Now don't get us wrong - we think starting up a business with relatives can be one of life's greatest pleasures. You already know each other inside-out, you know you won't screw each other over, you can be frank about the flexibility and pay needed to make the business' early days possible, and you get to share rewards with the people you love most. And for many, of course, enlisting the help of family members is the only way to actually get that endless list of 'sorry I can't pay you right now' jobs done.
But there are risks. So we assessed the seven greatest dangers of working together as a family, and devised these nifty rules so you can avoid them.
At Casa Mia, brothers Jonray and Peter shared chef duties, while mum and dad handled front of house. All seemed suitably Brady-Bunch-esque - but then came Gordon's hidden cameras, revealing the parents weren't passing any customer criticism of the cooking onto their sons. Even worse - they were positively off-key with customers who complained about the avant-garde dishes served.
Familial defensiveness can kill a business. The people running things need to hear what isn't working with it so they can refine and improve what they do. If you don't pass on complaints to your relative for fear of hurting their feelings, you are damaging the business. End of.

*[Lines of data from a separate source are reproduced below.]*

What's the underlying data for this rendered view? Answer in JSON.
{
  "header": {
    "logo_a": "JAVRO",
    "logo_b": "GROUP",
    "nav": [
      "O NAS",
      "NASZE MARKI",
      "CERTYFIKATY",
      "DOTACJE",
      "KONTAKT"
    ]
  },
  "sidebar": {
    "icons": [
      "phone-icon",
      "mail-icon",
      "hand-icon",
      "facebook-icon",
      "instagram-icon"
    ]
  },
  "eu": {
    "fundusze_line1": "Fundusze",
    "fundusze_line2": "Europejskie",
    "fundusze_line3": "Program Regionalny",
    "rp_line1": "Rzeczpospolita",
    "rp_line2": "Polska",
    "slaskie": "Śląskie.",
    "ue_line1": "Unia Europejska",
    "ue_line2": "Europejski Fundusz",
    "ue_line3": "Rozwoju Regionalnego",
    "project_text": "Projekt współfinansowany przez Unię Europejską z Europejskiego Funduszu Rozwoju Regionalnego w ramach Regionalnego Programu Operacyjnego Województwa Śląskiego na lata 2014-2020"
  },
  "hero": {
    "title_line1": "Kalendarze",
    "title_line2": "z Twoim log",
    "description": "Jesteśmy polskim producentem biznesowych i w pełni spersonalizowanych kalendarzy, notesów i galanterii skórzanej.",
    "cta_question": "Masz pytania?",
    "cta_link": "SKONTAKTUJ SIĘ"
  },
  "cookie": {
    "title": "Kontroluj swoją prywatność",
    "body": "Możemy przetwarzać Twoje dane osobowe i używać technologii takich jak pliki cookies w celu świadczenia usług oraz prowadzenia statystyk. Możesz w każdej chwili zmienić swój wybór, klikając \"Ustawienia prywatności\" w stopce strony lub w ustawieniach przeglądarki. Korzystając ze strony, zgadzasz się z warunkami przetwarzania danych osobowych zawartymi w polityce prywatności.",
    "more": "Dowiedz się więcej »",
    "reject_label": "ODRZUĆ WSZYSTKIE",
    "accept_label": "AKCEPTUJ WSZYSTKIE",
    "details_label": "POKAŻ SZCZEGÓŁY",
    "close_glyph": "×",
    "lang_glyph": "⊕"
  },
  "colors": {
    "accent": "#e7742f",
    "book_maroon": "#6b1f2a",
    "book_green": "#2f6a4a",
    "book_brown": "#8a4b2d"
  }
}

This follows on from the previous point. Yes, one of the great pros to working as a family is that you are, well, a family - rather than a bunch of people who have never met. But you still need to function like a business is you want to survive. Don't let emotion and the masses of history you have (good and bad) cloud your judgement. If you're feeling stuck or conflicted or overly wrought, try to figure out what you'd do if you were in the same situation with someone you didn't know. Sounds simplistic, but it works.
You also need to stick to this one to avoid charges of nepotism levied against you by other team-mates.
Much as we'd urge you to have anything you do with money contracted out (see our feature on borrowing start-up capital from friends and family to find out why), we know you probably won't. Which is fair enough - but trust us when we say that at some point the lending or borrowing of that money will hit a rough patch. You won't be able to pay back on time, and then what? Money matters have driven families apart many, many times before, and they will again. So cover your back before you even get into it, and avoid the stress and strain on all involved by not borrowing or lending amounts far beyond your relative's means.
A golden rule, because it's so unfair on the rest of the family, and it's unfair on your co-worker relative who you'll inevitably end up slagging off far more than you meant to. Find a good friend or partner you can turn to instead. You have to stick to this one, or you risk ruining the most important relationships you have.
Working as a family unit can feel incredibly claustrophobic. You have a massive pool of mutual loved-ones, you see each other at family events if not round the dinner table each night, and you both know you're inextricably linked for life, however the business turns out. So make sure you give yourselves time apart - whether that's an hour down the gym each night, weekends away from each other, or just eating lunch in different places. Again, these small things really do make the difference.
Much as we'd recommend it, you're almost certainly not going to be able to just leave your baggage at the door. You've got years of history together, and sooner or later the most begrudging memories will surface. But never, ever get into personal matters and debates in front of your staff, your suppliers, and definitely, definitely not customers. It's horribly uncomfortable for those around you, and you want the rest of your team to feel the atmosphere is professional. If you feel a personal slight coming on, go for a walk or go to a room together where others can't hear you.
Like the money thing, ideally you should have everything contracted out. We know it's not that likely - but it's possibly even more important to get things written down in this instance. That's because you already will have some kind of long-standing, under-the-surface dynamic whereby one of you bosses the other one around or always knows better about something. Come on - you know it's true. If you start out with crystalline roles, written down, then you can refer to the piece of paper when you feel your toes are being uncomfortably trodden on. And referring to the piece of paper with your responsibilities clearly laid out will be far easier and more productive than getting into a shouting match about any and every instance you've felt like this since age four.
Do you work with family members? Share your own tips and rules below so others can learn the ropes too.